As illegally crossing into the United States becomes more risky -- and more expensive -- families are spending more time apart. So when they hear about AmigoLatino, many are eager to pay the agency's $40 fee to spend half an hour visiting with their wives, husbands, children and parents, even if only through a TV screen.
"This is the closest thing to being there with them," said Gabriel Biguria, who founded and runs the company. "They can smile with them. They can cry with them."
Gonzalez's wife had just given birth to their sixth child when he paid a coyote $5,000 to guide him on a monthlong journey to the United States. Friends already living in Los Angeles had told him that he could make 10 times more money than in Guatemala.
Here, Gonzalez lives with nine others in a four-bedroom house. Every day but Sunday, he waits for construction jobs at a day laborer center. On a good day, he earns $80. Every month, he sends his wife $400 to pay for food, clothes and school for their children.
Earlier this month, Gonzalez skipped work to participate in the boycott and immigrant rights march in downtown Los Angeles. The rally left him inspired and hopeful about the chances of getting a green card and eventually bringing his family to the country -- legally.
"Imagine if we all had the opportunity to get our papers," he said. "We could apply for them. They wouldn't suffer like we suffered."
But the week after the march, he said, the reality of his life as an illegal immigrant became all the more apparent. He still worries about being deported. He still cannot get a driver's license.
Worst of all, Gonzalez said, he still has no idea when he will see his family again.
"The hardest thing is that you feel very alone, because you aren't with them," he said.
AmigoLatino, based in Los Angeles, has seven offices in the United States and six throughout Latin America. Since starting in San Francisco in 2002, the company has helped more than 5,000 families, primarily from Guatemala, El Salvador and Mexico.
With the help of investors, the company plans to open an additional six offices in Central America in the next few months. "Word of mouth has been the most powerful thing," Biguria said.
Families come to celebrate birthdays and anniversaries, to say goodbye to ill relatives, to congratulate brides and grooms, to see their newborn babies. And they can get DVDs of their reunions.
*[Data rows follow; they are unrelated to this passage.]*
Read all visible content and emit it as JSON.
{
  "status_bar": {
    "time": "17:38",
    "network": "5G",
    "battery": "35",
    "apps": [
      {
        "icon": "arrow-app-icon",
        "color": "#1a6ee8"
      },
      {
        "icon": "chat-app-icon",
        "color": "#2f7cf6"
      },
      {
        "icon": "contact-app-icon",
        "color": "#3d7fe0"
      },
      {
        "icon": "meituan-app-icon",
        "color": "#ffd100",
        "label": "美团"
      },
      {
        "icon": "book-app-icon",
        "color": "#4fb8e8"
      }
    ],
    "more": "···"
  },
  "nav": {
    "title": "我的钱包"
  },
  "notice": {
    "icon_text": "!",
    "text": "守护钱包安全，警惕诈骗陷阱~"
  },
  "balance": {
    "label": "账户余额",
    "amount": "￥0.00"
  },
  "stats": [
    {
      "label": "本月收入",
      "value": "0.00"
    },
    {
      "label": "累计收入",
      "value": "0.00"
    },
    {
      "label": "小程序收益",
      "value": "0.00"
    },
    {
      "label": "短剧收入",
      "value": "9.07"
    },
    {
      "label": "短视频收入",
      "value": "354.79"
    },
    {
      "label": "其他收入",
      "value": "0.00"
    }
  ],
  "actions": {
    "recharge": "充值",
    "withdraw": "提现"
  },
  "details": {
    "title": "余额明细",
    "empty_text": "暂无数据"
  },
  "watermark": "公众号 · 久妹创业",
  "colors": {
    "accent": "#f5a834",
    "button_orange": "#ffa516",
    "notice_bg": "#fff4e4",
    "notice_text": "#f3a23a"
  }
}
Recently, Biguria said, there has been a spurt in customers, and many of the conversations have focused on the immigrant rights marches and whether Congress might approve an amnesty.
Some immigrants come weekly.
One is 36-year-old Yanira Ramirez, who crossed the border illegally more than two years ago after leaving Guatemala City. She came to Los Angeles with the hope of medical care for her 6-year-old son, Oscar, who suffers from a rare genetic disease.
But she left behind her deaf mother, who doesn't have the technology in Guatemala to talk on the phone.
"The sacrifice is hard," Ramirez said of living apart. Video conferences are "the only way for me to talk to my mom."
Biguria witnesses the range of emotions in his customers, from the initial disbelief of seeing their relatives, to the euphoria of being able to catch up in real time, to the sadness of realizing how far apart they are.
In preparation for his reunion, Gonzalez buys a shiny new red-and-black shirt and jeans, which still have a sticker showing their size when he arrives at the office.
His appointment was scheduled for 9 a.m. But there is a delay: The staff at the Guatemala office locked the keys inside the office.
More than an hour later, Gonzalez sits down in front of the television to see his family and their 30-minute conversation, all in Spanish, begins.
His wife, Paula Viviana Lopez, introduces him to his children. The youngest, wearing pigtails, steps toward the camera. She fiddles with her pockets. Lopez prompts her, and she says in a high voice, "I love you very much."